Citizen Science ProjectChesapeake Bay Parasite Project

The "What" and the "Why"

What are we trying to learn?

Mud crabs in a shell
Photo by Caroline Kanaskie

We want to know where Loxo are spreading throughout the Chesapeake Bay. If we can see patterns in where Loxo is, then we can try to understand why they like a particular area. This can also help us understand why the patterns vary from year to year. If we find Loxo at a site, it is less likely that there will be smaller, baby crabs there because Loxo prevents crabs from reproducing.

When we collect crabs, we also collect information about temperature and salinity to help scientists understand Loxo’s survival and growth. Do particularly warm winters encourage spread? On the other hand, do particularly cold winters kill off Loxo? We want to know if temperature, and fresh water (or salt water) have an effect on Loxo’s prevalence. Prevalence is the proportion of a population that exhibits a certain trait, which, in this case is the number of crabs infected by Loxo.

In our search for Loxo we also assess mud crab populations and gather data that can be used to to find out if fluctuations in mud crab populations are driven by Loxo or by other factors? To learn more about how we do this, visit our methods (hyperlink) page.

Why do we care about Loxo? Why do we care about mud crabs?

Group sorting mud crabs
Photo by Monaca Noble
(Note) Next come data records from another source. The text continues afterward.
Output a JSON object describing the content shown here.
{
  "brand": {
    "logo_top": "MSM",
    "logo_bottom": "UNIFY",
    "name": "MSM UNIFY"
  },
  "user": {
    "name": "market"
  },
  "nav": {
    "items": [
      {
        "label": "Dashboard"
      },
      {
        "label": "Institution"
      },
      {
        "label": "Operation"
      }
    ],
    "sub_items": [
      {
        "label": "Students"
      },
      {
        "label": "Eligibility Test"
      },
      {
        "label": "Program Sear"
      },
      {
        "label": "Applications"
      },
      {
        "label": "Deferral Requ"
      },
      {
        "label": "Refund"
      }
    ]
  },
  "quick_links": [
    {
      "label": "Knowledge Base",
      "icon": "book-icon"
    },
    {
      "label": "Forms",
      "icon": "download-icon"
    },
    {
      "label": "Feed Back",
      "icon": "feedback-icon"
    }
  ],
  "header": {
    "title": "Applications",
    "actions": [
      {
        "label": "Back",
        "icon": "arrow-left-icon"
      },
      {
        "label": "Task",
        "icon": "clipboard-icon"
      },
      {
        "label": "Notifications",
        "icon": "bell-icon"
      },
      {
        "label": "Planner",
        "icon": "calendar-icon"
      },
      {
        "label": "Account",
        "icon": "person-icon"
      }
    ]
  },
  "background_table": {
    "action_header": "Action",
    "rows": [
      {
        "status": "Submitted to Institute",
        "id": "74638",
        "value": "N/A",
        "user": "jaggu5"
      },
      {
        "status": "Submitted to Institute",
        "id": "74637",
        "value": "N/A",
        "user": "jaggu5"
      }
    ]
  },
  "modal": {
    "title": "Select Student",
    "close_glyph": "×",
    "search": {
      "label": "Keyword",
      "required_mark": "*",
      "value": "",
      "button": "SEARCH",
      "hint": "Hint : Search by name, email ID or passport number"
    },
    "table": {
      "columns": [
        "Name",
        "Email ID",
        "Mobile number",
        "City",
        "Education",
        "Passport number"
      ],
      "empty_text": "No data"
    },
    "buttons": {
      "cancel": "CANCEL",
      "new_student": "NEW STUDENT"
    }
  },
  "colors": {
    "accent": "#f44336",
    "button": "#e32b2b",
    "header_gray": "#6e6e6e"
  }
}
Mud crabs are too small to eat or sell—so why do we care about them? Well, they’re still a part of the Chesapeake Bay ecosystem! Removing their population entirely would be bad for animals that feed on the mud crabs such as birds, fish, and larger crabs. But mud crabs are also important predators themselves and are key to the health of their habitat, which include oyster reefs and marshes. Losing them would upset the delicate balance of the ecosystem.

But, there is also another reason: A similar barnacle, Loxothylacus texanus, is infecting blue crabs in the Gulf of Mexico. If it spreads, L. texanus could cause the collapse of the entire multi-million-dollar blue crab fishing industry in Chesapeake Bay. SERC scientists hope that by understanding the effect of Loxo (Loxothylacus panopaei), they can better prepare in case its cousin ventures north.